Will the project of urban renewal follow the overall plan of the city’s urban planning?” some participants questioned the government at the last public consultation session held for the Urban Renewal Law.
Some participants raised the question to the presiding government officials, including the Secretary for Administration and Justice, Sonia Chan and head of the Legal Affairs Bureau, Liu Dexue.
Liu responded that the city would be divided into parcels of land in the process toward urban renewal. Each parcel of land will have the spatial design, surrounding transportation factors and supporting infrastructure taken into account in a holistic manner.
Some participants were interested to know how the government would utilize vacant buildings that are of heritage value.

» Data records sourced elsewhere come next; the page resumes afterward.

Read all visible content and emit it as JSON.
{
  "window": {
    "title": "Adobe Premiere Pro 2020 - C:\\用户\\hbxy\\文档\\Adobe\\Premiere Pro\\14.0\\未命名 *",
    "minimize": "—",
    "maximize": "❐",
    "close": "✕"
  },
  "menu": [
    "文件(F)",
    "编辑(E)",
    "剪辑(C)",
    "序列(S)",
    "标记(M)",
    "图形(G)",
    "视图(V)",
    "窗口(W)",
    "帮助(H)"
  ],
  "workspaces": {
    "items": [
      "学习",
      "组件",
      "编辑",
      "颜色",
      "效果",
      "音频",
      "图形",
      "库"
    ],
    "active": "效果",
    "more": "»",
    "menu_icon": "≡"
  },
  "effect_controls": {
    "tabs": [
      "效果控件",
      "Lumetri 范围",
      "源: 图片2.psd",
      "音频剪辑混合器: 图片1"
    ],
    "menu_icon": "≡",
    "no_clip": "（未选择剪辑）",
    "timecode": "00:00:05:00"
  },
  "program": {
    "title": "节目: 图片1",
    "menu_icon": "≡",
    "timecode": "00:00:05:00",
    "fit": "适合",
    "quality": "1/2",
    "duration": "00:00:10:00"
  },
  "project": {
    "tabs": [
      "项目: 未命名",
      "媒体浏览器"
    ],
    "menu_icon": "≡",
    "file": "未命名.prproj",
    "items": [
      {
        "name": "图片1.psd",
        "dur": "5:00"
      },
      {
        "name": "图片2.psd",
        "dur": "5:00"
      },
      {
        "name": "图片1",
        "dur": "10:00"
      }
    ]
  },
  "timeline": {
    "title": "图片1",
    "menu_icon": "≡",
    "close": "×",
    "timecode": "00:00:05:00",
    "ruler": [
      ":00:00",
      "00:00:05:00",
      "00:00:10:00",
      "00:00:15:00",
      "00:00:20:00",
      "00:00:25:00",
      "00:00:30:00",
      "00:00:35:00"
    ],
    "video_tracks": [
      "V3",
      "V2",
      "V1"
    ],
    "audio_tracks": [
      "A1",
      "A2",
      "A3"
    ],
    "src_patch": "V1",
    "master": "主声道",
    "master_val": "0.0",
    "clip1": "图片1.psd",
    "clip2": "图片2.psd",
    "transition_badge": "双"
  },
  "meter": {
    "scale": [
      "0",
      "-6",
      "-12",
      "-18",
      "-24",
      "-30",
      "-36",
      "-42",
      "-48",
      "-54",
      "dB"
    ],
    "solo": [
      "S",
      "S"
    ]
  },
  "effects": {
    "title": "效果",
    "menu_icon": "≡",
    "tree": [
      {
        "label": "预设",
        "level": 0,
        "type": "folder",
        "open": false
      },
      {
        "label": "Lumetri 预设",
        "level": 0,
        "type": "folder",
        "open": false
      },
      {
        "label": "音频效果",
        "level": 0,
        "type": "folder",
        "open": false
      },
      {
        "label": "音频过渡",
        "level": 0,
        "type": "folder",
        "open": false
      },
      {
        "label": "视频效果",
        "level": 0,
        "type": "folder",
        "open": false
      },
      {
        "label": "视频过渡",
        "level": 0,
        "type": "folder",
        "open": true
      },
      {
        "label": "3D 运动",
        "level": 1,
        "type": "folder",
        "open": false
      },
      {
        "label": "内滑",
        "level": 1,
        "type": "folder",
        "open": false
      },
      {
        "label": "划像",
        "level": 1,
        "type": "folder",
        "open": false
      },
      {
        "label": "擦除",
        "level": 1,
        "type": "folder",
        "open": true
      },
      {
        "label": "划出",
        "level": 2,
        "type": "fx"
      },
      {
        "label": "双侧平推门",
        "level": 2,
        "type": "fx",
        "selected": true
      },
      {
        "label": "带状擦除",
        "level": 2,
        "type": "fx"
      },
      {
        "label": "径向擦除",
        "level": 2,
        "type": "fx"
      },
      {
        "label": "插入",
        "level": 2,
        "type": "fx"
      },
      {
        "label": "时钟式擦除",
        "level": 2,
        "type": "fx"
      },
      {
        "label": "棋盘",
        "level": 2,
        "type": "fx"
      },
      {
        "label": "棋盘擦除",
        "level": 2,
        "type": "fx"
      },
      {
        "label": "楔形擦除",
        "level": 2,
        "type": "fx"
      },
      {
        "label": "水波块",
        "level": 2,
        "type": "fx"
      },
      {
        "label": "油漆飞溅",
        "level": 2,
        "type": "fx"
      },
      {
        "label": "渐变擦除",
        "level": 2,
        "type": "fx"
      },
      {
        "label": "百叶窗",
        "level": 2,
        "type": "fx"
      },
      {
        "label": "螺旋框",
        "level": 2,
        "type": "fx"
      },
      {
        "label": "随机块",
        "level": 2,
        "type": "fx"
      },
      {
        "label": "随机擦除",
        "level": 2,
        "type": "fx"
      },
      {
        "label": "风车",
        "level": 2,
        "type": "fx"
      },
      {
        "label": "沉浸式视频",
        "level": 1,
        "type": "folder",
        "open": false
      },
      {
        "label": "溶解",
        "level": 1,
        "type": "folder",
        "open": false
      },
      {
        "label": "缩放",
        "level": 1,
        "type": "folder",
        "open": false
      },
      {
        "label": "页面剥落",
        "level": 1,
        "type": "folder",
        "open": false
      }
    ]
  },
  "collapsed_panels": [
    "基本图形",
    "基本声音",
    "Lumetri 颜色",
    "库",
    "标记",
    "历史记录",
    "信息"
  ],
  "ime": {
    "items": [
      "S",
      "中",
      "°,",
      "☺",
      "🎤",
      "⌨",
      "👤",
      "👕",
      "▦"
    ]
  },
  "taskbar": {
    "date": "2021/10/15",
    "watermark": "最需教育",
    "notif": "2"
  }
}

They even cited Singapore as an example to illustrate the work that can be done, such as revamping the interior and conserving the exterior of such buildings, while turning them into commercial establishments.
Worries were further expressed that the urban renewal project might become a commercial development project.
The current proposal of the law set forth descending thresholds for reconstruction. In order for properties less than 40 years, but more than 30 years, to be reconstructed, agreement must be obtained from a minimum of 90% of the unit owners. The threshold will be lowered to as little as 60% for properties that have been deemed dangerous to the public by the government bureau and that have already been demolished.
The legal bureau head allayed fears by expressing his opposition to projects becoming property development schemes. He stressed that urban renewal was being proposed to improve the quality of life of local residents. It will only be done once protection of private ownership rights has been secured.
As for compensation, some were curious if shop tenants would be compensated. Liu said compensation concerning shops and other commercial spaces would be evaluated appropriately, in a timely and reasonable fashion. However, it will be at the discretion of the owners and tenants to determine if and how the compensation will be divided.
Some said that many property owners may not be living in Macau or have already passed away by the time the project commences. Others urged the government to better protect unit owners by various means including the disclosure of clearer property evaluation mechanisms, the existing minimum price of the parcels of land and the specific relocation of owners.
Secretary Chan advised that additional public consultation sessions may be possible in older districts for the benefit of neighborhood residents.